Georgia consumers, though, will soon reap the benefits of the farmers' woes.
"Pork products are going to cost considerably less this holiday season," McKissick said. "There will be some excellent deals on holiday hams and other pork products. "Overall retail pork prices are expected to drop about 9 percent."
McKissick said shoppers should be prepared to stock their freezers with pork products as prices drop in this "once-in-five-years deal." Holiday prices for higher-value products such as spiral cut hams will be excellent values, he said.
The low market prices have some Georgia farmers pulling out of the hog business. Tift County hog farmer Milton Thompson is one of them.
"We've decided to liquidate our herd and more or less sell out of the hog business," Thompson said. "After working the past four or five years for nothing, I don't think I'll miss it at all."
This year's prices forced Thompson to sell his 250-pound hogs for $57 each. That's far below his cost of production. Last year, Thompson sold the same size hogs for $135 each.
Reactions like Thompson's put shoppers at the mercy of the market, too. Good deals don't last forever. The rules of supply and demand will soon come back to haunt pork lovers.
"As with all meat products, we go through cycles that bring good news to consumers and bad news to producers," McKissick said. "As a result, farmers are going to cut back on production.
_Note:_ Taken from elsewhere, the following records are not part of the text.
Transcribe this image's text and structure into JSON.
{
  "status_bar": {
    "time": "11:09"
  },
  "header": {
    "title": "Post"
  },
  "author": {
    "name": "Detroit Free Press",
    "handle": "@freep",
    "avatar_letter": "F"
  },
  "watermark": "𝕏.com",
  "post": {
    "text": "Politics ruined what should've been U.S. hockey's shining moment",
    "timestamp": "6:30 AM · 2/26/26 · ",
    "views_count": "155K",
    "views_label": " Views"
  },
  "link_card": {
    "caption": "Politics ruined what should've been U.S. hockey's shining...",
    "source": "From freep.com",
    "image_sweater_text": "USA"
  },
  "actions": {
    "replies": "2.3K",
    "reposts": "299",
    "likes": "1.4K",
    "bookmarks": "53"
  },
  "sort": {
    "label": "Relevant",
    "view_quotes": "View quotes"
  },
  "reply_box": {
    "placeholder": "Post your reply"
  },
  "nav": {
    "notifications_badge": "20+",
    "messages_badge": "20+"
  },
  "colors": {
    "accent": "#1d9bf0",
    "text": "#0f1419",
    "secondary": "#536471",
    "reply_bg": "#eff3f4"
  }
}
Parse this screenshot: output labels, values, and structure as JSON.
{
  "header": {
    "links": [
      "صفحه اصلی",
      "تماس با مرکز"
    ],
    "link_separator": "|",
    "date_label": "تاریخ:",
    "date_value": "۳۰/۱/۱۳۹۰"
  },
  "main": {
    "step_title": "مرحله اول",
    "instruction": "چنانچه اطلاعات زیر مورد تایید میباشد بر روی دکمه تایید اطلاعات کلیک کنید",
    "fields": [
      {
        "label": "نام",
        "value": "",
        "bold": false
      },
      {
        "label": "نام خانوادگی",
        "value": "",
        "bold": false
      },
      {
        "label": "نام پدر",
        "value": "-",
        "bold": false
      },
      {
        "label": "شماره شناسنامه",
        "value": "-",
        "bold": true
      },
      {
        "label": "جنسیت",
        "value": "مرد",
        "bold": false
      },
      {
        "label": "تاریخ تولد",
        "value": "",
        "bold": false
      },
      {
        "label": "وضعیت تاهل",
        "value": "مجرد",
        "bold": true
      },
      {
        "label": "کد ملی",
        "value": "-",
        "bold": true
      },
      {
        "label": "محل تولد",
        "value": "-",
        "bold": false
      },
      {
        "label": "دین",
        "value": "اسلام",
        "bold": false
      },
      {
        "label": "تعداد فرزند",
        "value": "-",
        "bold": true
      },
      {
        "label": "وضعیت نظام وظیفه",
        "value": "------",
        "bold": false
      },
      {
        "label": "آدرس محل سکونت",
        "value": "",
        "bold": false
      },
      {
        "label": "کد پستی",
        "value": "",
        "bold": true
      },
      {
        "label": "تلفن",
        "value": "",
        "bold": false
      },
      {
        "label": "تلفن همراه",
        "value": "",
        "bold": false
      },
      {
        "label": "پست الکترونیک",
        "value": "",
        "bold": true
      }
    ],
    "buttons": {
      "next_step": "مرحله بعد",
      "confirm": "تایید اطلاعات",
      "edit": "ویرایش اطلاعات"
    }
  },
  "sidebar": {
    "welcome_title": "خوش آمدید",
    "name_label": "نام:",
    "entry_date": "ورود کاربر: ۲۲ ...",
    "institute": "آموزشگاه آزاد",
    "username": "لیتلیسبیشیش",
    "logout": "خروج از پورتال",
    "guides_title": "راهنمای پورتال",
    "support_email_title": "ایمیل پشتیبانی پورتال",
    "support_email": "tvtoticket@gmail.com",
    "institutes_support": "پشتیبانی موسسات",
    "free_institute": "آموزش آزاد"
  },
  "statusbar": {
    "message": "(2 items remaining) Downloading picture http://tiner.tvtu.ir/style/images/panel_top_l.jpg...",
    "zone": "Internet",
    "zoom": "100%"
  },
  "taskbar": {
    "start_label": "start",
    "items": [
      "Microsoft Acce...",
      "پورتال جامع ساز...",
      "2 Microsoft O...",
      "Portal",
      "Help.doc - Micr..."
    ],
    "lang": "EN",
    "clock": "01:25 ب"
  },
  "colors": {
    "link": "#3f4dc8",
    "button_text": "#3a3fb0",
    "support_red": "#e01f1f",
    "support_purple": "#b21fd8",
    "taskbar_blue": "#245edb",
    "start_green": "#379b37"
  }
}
That will lead to higher prices in the grocery stores in about nine months."
It will take at least nine months, or until late 1999 for farmers' cutbacks to result in higher prices, McKissick said.
"The consumer has a long time to benefit from relatively low pork prices," he said. "You won't find many better deals on pork than you're going to find right now."
(Sharon Omahen is a news editor with the University of Georgia College of Agricultural and Environmental Sciences.)